* **PROBLEM TO WORK ON**
If a line in the listing below has the string "Velocidad", copy it out.
━━ SUPPLIED INFORMATION
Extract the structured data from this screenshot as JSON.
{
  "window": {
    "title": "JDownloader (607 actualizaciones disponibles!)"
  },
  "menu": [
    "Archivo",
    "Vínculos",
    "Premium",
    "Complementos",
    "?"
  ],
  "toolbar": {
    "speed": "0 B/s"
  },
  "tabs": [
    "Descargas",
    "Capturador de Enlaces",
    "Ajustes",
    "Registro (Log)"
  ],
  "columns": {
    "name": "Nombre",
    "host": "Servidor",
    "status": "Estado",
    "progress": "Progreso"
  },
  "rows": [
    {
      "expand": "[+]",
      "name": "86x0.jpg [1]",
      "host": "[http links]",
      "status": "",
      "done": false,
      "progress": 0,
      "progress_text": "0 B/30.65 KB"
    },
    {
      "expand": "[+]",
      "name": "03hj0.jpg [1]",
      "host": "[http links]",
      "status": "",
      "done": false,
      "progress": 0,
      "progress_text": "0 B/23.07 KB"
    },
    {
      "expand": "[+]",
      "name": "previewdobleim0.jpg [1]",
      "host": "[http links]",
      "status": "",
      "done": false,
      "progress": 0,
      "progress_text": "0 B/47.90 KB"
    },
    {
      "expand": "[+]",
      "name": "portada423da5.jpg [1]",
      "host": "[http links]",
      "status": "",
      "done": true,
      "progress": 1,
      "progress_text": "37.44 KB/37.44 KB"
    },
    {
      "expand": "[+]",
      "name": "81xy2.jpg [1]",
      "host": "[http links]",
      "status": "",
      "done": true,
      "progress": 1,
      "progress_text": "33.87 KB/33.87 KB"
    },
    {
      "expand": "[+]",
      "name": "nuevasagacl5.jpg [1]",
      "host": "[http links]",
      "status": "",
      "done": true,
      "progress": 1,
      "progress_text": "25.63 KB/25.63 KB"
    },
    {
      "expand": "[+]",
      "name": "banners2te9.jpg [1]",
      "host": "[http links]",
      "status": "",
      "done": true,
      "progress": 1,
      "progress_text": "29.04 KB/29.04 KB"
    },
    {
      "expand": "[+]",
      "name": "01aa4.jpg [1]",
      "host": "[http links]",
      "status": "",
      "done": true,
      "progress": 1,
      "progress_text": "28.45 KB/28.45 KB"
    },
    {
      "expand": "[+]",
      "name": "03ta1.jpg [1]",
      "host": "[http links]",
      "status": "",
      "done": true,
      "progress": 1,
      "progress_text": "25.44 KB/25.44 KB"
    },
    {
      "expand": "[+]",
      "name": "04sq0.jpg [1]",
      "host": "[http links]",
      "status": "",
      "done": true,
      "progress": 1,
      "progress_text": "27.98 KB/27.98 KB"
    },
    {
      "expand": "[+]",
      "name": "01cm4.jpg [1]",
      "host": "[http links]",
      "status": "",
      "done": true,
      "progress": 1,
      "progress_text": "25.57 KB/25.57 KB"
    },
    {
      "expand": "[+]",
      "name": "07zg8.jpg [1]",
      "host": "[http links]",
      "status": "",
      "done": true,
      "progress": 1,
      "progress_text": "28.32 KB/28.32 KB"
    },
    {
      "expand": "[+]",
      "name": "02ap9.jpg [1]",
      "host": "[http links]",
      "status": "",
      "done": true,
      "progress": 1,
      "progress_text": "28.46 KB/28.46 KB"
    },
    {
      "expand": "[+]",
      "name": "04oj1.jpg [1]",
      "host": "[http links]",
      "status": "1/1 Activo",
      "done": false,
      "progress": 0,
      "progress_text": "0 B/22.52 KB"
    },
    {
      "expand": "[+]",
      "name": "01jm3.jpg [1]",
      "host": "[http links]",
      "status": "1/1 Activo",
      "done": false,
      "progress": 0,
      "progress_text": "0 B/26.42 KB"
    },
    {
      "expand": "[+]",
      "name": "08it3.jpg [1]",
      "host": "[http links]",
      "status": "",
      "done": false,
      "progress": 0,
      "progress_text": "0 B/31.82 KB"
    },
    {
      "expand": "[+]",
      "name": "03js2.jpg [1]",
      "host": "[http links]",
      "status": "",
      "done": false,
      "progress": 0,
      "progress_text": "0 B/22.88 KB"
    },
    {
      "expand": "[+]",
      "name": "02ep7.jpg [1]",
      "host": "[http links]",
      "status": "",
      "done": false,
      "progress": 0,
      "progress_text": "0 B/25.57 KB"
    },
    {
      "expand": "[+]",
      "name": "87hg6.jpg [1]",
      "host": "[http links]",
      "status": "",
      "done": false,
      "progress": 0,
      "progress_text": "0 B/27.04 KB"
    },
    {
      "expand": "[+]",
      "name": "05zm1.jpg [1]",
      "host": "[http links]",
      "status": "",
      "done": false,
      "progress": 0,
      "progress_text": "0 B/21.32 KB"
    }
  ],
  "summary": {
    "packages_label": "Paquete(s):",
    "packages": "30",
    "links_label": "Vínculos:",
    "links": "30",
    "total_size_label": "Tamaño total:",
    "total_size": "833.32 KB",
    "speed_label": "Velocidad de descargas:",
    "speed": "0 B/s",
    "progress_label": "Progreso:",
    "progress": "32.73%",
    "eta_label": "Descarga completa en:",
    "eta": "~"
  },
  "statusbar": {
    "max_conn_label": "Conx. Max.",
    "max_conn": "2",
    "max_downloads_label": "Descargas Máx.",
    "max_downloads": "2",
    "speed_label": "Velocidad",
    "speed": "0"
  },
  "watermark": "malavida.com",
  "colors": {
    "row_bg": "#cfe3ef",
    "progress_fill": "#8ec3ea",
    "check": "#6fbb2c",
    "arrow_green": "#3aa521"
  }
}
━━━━
* **EXPECTED ANSWER**
    "speed_label": "Velocidad de descargas:",
    "speed_label": "Velocidad",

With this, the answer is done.